Purpose/Objectives: To consolidate the literature and provide a model to explain the links among uncertainty, post-traumatic stress syndrome, and health behaviors in adolescent and young adult childhood cancer survivors.
Data Sources: A systemic review of related literature and theory was used for the proposed model. The literature pertaining to the Uncertainty in Illness Theory, childhood cancer late effects, post-traumatic stress, and health behaviors was reviewed and critiqued from three data sets from 1979-2007: MEDLINE®, Psyc Info, and CINAHL®. Key words used for the search were uncertainty and post-traumatic stress as well as health behaviors, including smoking, alcohol use, unsafe sex, sunscreen use, and physical inactivity.
Data Synthesis: Childhood cancer survivors living with chronic uncertainty may develop a new view of life and, as a result, adopt more health-promotion behaviors and engage in less health-risk behaviors. However, survivors living with chronic uncertainty may generate symptoms similar to post-traumatic stress disorder and, therefore, adopt fewer health-promotion behaviors and engage in more health-risk behaviors.

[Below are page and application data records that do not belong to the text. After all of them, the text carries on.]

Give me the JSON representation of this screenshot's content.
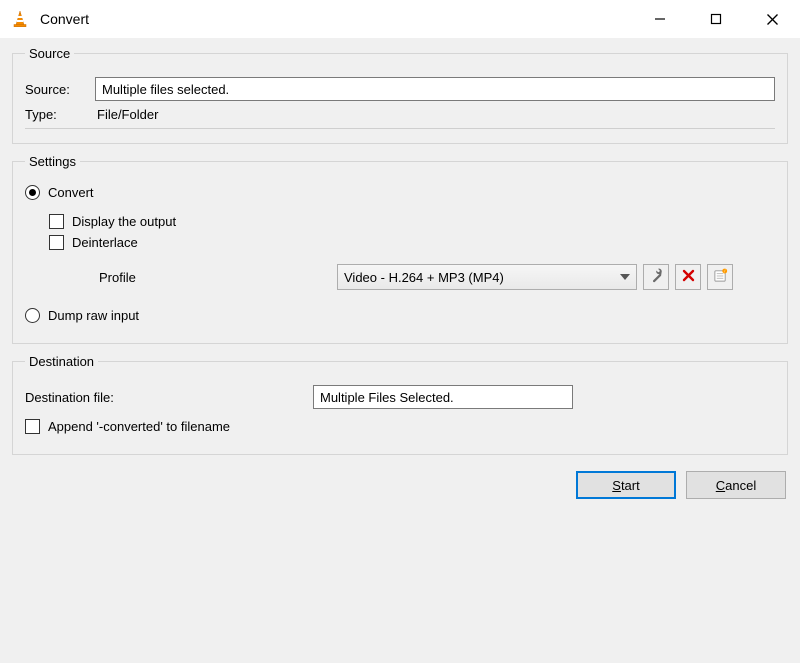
{
  "window": {
    "title": "Convert"
  },
  "source": {
    "legend": "Source",
    "source_label": "Source:",
    "source_value": "Multiple files selected.",
    "type_label": "Type:",
    "type_value": "File/Folder"
  },
  "settings": {
    "legend": "Settings",
    "convert_label": "Convert",
    "display_output_label": "Display the output",
    "deinterlace_label": "Deinterlace",
    "profile_label": "Profile",
    "profile_value": "Video - H.264 + MP3 (MP4)",
    "dump_label": "Dump raw input"
  },
  "destination": {
    "legend": "Destination",
    "file_label": "Destination file:",
    "file_value": "Multiple Files Selected.",
    "append_label": "Append '-converted' to filename"
  },
  "footer": {
    "start": "Start",
    "cancel": "Cancel"
  },
  "icons": {
    "wrench": "wrench-icon",
    "delete": "delete-icon",
    "new_profile": "new-profile-icon"
  }
}
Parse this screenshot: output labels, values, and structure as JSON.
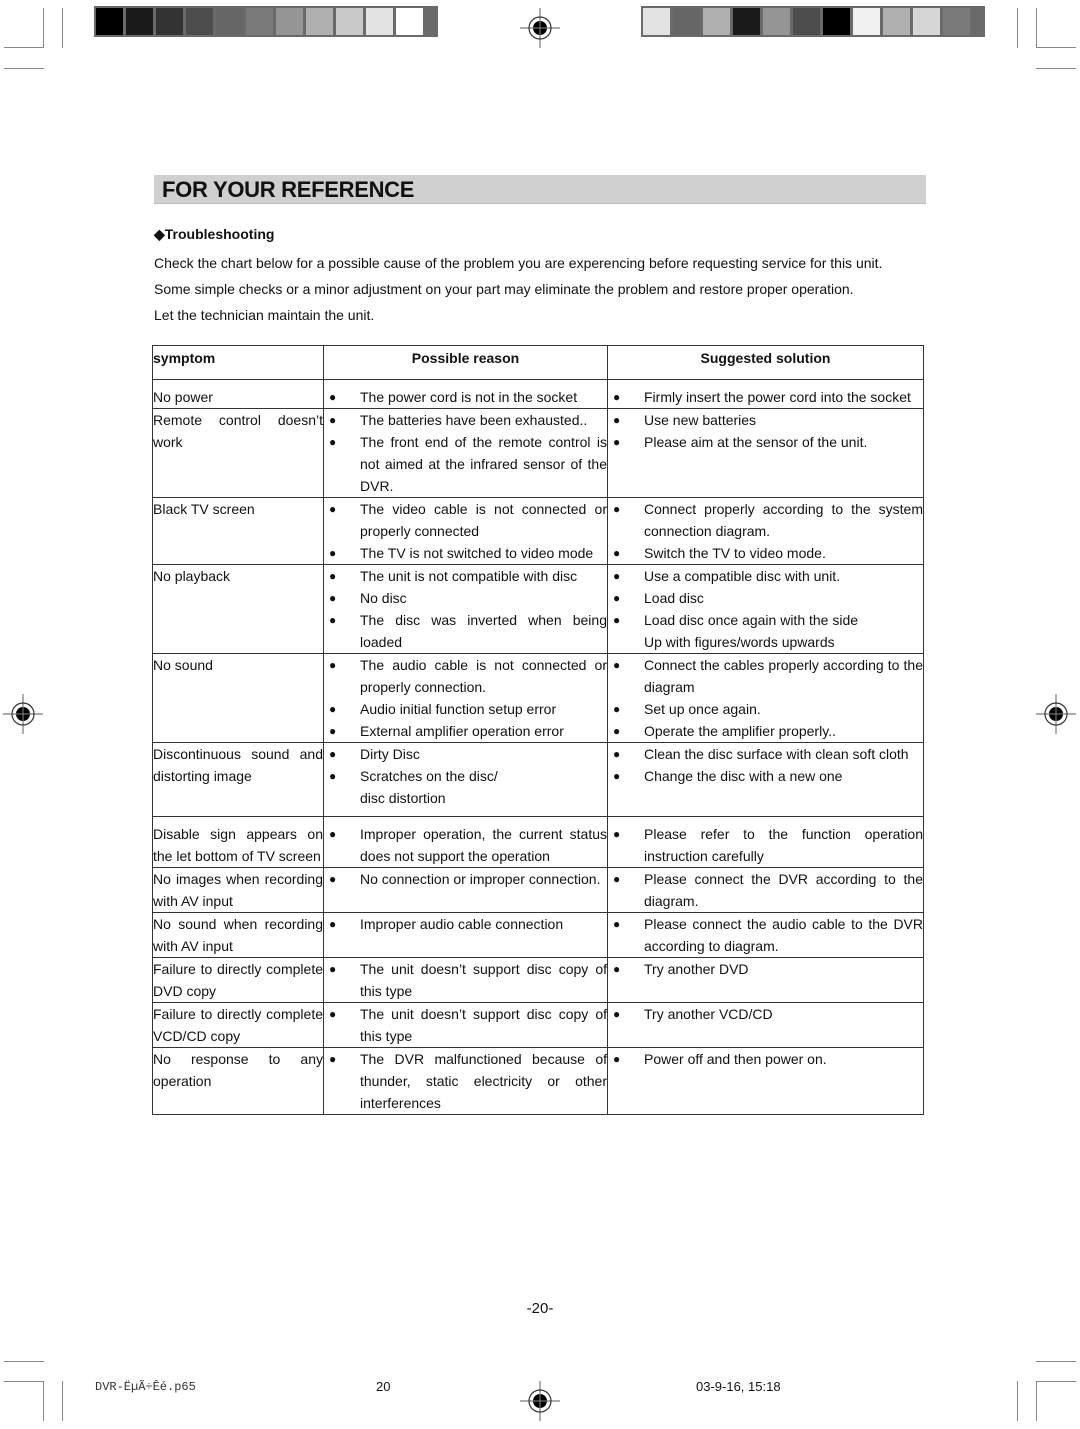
{
  "print_marks": {
    "color_bar_left": [
      "#000000",
      "#1a1a1a",
      "#333333",
      "#4d4d4d",
      "#666666",
      "#7a7a7a",
      "#959595",
      "#b0b0b0",
      "#c9c9c9",
      "#e3e3e3",
      "#ffffff"
    ],
    "color_bar_right": [
      "#e3e3e3",
      "#666666",
      "#b0b0b0",
      "#1a1a1a",
      "#959595",
      "#4d4d4d",
      "#000000",
      "#f0f0f0",
      "#b0b0b0",
      "#d6d6d6",
      "#7a7a7a"
    ]
  },
  "section": {
    "title": "FOR YOUR REFERENCE",
    "header_color": "#d0d0d0"
  },
  "subheading": {
    "icon": "diamond-bullet-icon",
    "glyph": "◆",
    "label": "Troubleshooting"
  },
  "intro": [
    "Check the chart below for a possible cause of the problem you are experencing before requesting service for this unit.",
    "Some simple checks  or a minor adjustment on your part may eliminate the problem and restore proper operation.",
    "Let  the technician maintain the unit."
  ],
  "table": {
    "bullet": "●",
    "headers": {
      "symptom": "symptom",
      "reason": "Possible reason",
      "solution": "Suggested solution"
    },
    "rows": [
      {
        "symptom": [
          "No power"
        ],
        "reasons": [
          {
            "bullet": true,
            "text": "The power cord is not in the socket"
          }
        ],
        "solutions": [
          {
            "bullet": true,
            "text": "Firmly insert the power cord into the socket"
          }
        ]
      },
      {
        "symptom": [
          "Remote control doesn’t work"
        ],
        "reasons": [
          {
            "bullet": true,
            "text": "The batteries have been exhausted.."
          },
          {
            "bullet": true,
            "text": "The front end of the remote control is not aimed at the infrared sensor of the DVR."
          }
        ],
        "solutions": [
          {
            "bullet": true,
            "text": "Use new batteries"
          },
          {
            "bullet": true,
            "text": "Please aim at the sensor of the unit."
          }
        ]
      },
      {
        "symptom": [
          "Black TV screen"
        ],
        "reasons": [
          {
            "bullet": true,
            "text": "The video cable is not connected or properly connected"
          },
          {
            "bullet": true,
            "text": "The TV is not switched to video mode"
          }
        ],
        "solutions": [
          {
            "bullet": true,
            "text": "Connect properly according to the system connection diagram."
          },
          {
            "bullet": true,
            "text": "Switch the TV to video mode."
          }
        ]
      },
      {
        "symptom": [
          "No playback"
        ],
        "reasons": [
          {
            "bullet": true,
            "text": "The unit is not compatible with disc"
          },
          {
            "bullet": true,
            "text": "No disc"
          },
          {
            "bullet": true,
            "text": "The disc was inverted when being loaded"
          }
        ],
        "solutions": [
          {
            "bullet": true,
            "text": "Use a compatible disc with unit."
          },
          {
            "bullet": true,
            "text": "Load disc"
          },
          {
            "bullet": true,
            "text": "Load disc once again with the side"
          },
          {
            "bullet": false,
            "text": "Up with figures/words upwards"
          }
        ]
      },
      {
        "symptom": [
          "No sound"
        ],
        "reasons": [
          {
            "bullet": true,
            "text": "The audio cable is not connected or properly connection."
          },
          {
            "bullet": true,
            "text": "Audio initial function setup error"
          },
          {
            "bullet": true,
            "text": "External amplifier operation error"
          }
        ],
        "solutions": [
          {
            "bullet": true,
            "text": "Connect the cables properly according to the diagram"
          },
          {
            "bullet": true,
            "text": "Set up once again."
          },
          {
            "bullet": true,
            "text": "Operate the amplifier properly.."
          }
        ]
      },
      {
        "symptom": [
          "Discontinuous sound and distorting image"
        ],
        "reasons": [
          {
            "bullet": true,
            "text": "Dirty Disc"
          },
          {
            "bullet": true,
            "text": "Scratches on the disc/"
          },
          {
            "bullet": false,
            "text": "disc distortion"
          }
        ],
        "solutions": [
          {
            "bullet": true,
            "text": "Clean the disc surface with clean soft cloth"
          },
          {
            "bullet": true,
            "text": "Change the disc with a new one"
          }
        ]
      },
      {
        "symptom": [
          "Disable sign appears on the let bottom of TV screen"
        ],
        "reasons": [
          {
            "bullet": true,
            "text": "Improper operation, the current status does not support the operation"
          }
        ],
        "solutions": [
          {
            "bullet": true,
            "text": "Please refer to the function operation instruction carefully"
          }
        ]
      },
      {
        "symptom": [
          "No images when recording with AV input"
        ],
        "reasons": [
          {
            "bullet": true,
            "text": "No connection or improper connection."
          }
        ],
        "solutions": [
          {
            "bullet": true,
            "text": "Please connect the DVR according to the diagram."
          }
        ]
      },
      {
        "symptom": [
          "No sound when recording with AV input"
        ],
        "reasons": [
          {
            "bullet": true,
            "text": "Improper audio cable connection"
          }
        ],
        "solutions": [
          {
            "bullet": true,
            "text": "Please connect the audio cable to the DVR according to diagram."
          }
        ]
      },
      {
        "symptom": [
          "Failure to directly complete DVD copy"
        ],
        "reasons": [
          {
            "bullet": true,
            "text": "The unit doesn’t support disc copy of this type"
          }
        ],
        "solutions": [
          {
            "bullet": true,
            "text": "Try another DVD"
          }
        ]
      },
      {
        "symptom": [
          "Failure to directly complete VCD/CD copy"
        ],
        "reasons": [
          {
            "bullet": true,
            "text": "The unit doesn’t support disc copy of this type"
          }
        ],
        "solutions": [
          {
            "bullet": true,
            "text": "Try another VCD/CD"
          }
        ]
      },
      {
        "symptom": [
          "No response to any operation"
        ],
        "reasons": [
          {
            "bullet": true,
            "text": "The DVR malfunctioned because of thunder, static electricity or other interferences"
          }
        ],
        "solutions": [
          {
            "bullet": true,
            "text": "Power off and then power on."
          }
        ]
      }
    ]
  },
  "page_number": "-20-",
  "footer": {
    "filename": "DVR-ËµÃ÷Êé.p65",
    "page": "20",
    "datetime": "03-9-16, 15:18"
  }
}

Conclusions: The uncertainty that pervades the childhood cancer experience can lead to the development of symptoms that resemble those of post-traumatic stress. The symptoms can interfere with the adoption of healthy lifestyle behaviors and avoidance of health-risk behaviors.
Implications for Nursing: The theoretically derived model outlined in this article can be used to guide clinical interventions and additional research into the health behaviors of childhood cancer survivors.